The heart of Eastland mall: Party Palace keeps the beat

Neal Rubin
The Detroit News

Once, Eastland Center was a showplace. Now the beauty supply store is having a sale on wigs.

The edges of the parking lot are pitted and floor tile inside is cracked. Sears bailed out in 2012, leaving a big box of emptiness at the west end of the facility, and there are few sightlines within the mall that don't include an empty storefront.

One of those is next to Tom Zaytuna's convenience store, across from the food court. But if that's all you see, he says, you're looking in the wrong direction.

Zaytuna, 54, is behind the counter at the Party Palace, probably the closest thing to a small-town general store you'll ever find in a shopping center.

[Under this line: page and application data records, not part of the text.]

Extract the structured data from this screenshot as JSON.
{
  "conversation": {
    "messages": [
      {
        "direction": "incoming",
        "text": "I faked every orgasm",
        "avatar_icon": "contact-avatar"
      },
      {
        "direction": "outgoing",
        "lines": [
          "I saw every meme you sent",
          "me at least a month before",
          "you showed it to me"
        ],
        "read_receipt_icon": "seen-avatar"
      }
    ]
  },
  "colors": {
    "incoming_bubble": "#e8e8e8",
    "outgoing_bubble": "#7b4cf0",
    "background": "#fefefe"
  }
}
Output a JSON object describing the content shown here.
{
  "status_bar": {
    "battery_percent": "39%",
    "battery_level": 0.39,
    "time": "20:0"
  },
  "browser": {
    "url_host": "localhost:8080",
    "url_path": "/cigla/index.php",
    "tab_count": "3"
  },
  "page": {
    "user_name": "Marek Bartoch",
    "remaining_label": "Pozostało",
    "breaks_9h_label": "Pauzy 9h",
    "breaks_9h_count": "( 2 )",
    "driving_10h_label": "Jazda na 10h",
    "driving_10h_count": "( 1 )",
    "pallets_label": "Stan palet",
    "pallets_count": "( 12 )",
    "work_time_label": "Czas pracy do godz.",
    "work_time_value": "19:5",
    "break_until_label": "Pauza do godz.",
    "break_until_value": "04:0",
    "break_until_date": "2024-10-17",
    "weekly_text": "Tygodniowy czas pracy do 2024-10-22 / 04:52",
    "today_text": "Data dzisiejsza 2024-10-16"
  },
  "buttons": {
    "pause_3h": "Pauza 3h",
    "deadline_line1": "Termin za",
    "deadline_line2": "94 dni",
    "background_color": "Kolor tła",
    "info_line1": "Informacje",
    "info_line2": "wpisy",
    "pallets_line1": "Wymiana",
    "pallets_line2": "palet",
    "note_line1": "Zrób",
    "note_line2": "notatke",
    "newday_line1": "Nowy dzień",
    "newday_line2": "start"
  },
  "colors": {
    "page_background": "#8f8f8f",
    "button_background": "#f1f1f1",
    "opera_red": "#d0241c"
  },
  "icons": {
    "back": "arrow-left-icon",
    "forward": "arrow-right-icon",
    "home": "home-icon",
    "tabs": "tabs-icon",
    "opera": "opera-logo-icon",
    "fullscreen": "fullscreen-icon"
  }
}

"Hey, Washington, D.C.," he says, and a dapper salesman from the 42nd Street clothing shop laughs. His first name is Washington, and the same modest joke draws the same reaction every day.

Zaytuna works pretty much 70 hours a week. Drinks, snacks, lottery tickets, Mylar balloons, a few school supplies, some gift wrap, a rack of socks: if it'll help you through the day, he probably stocks it.

He'll never see $37.4 million, the amount the New York-based owner of the Harper Woods mall reportedly still owes on a $39.5 million loan.

He worried when Ashkenazy Acquisition Corp. missed a payment last month, and he took a financial hit along with everyone else when some idiot fired three aimless shots into the mall on Mother's Day and the police had to close the building.

But that's not the story of Eastland, he'll tell you. Lift your gaze from the faded flooring and you'll see people like him, hanging in there and doing their best to earn a living. You'll see customers who want what the stores are selling, even if the shops and shoppers aren't as high-end as they were a few decades ago.

It's sort of like Detroit: do you focus on the people who left, or the people who are still there? On the Sears that closed, or the Macy's, Burlington Coat Factory and Shoppers World whose doors are still wide open?

Zaytuna operates in the here, the now and the hello. He has customers to serve, and often as not, he knows their names.

"How much?" asks a girl in a denim jacket and furry boots, holding up a juice box. The answer is 59 cents or two for $1, but that's not what Zaytuna says.

Instead, he offers an accommodating smile: "How much you got?"

A renovation in the mid-1970s left the previously open-air Eastland Center with a roof, as well as rows of palm trees.

He knows the people

Eastland Center opened in 1957, three years after Northland Center in Southfield.

Northland, also owned by Ashkenazy, closed a month ago. Ashkenazy opted to not return a call about the future of Eastland, but Northland's contents are up for auction today at with minimum bids of $5.

At Party Palace, most items cost less than that.

A slender clerk from down the corridor stops in for a cellophane-wrapped cinnamon roll: $1. She exits past a retiree who lives nearby and is comfortable enough at the center to arrive without his bridgework. He's sipping an Arizona Sweet Tea.

"People like the mall," Zaytuna says. "This gentleman, he's here every day."

Zaytuna would know.

Serving a need

Raised in Iraq, Zaytuna moved to Detroit at 18. There's a wide Chaldean business network here, but he wasn't yet a part of it; all he had was energy, ambition and an English vocabulary that tapped out after "Hi, how are you?"

Now he has a wife, four teenage children and a house in Commerce Township, 45 miles from the mall.

At various points, he owned a phone store and a restaurant. Seven years ago, he bought the convenience store. It's been a relentless pace since he laid off his assistant, "but I enjoy working, to be honest with you."

He pauses as a mall custodian in a red golf shirt comes to the counter with a bottle of fruit juice. She's still wearing her latex gloves, and she doesn't have any cash.

Zaytuna logs the purchase in a spiral notebook. "She'll pay it back," he says.

As for the larger debt, the one you can't simply carry over until payday, he's determined to be optimistic.

Sure, he says, the mall owner missed a payment, but it's just one.

"I don't believe it'll close," he says confidently. "This area needs this kind of mall."

But then his voice drops: "What do you hear?"

In uncertain times, he would gladly pay for reassurance, if only it were for sale.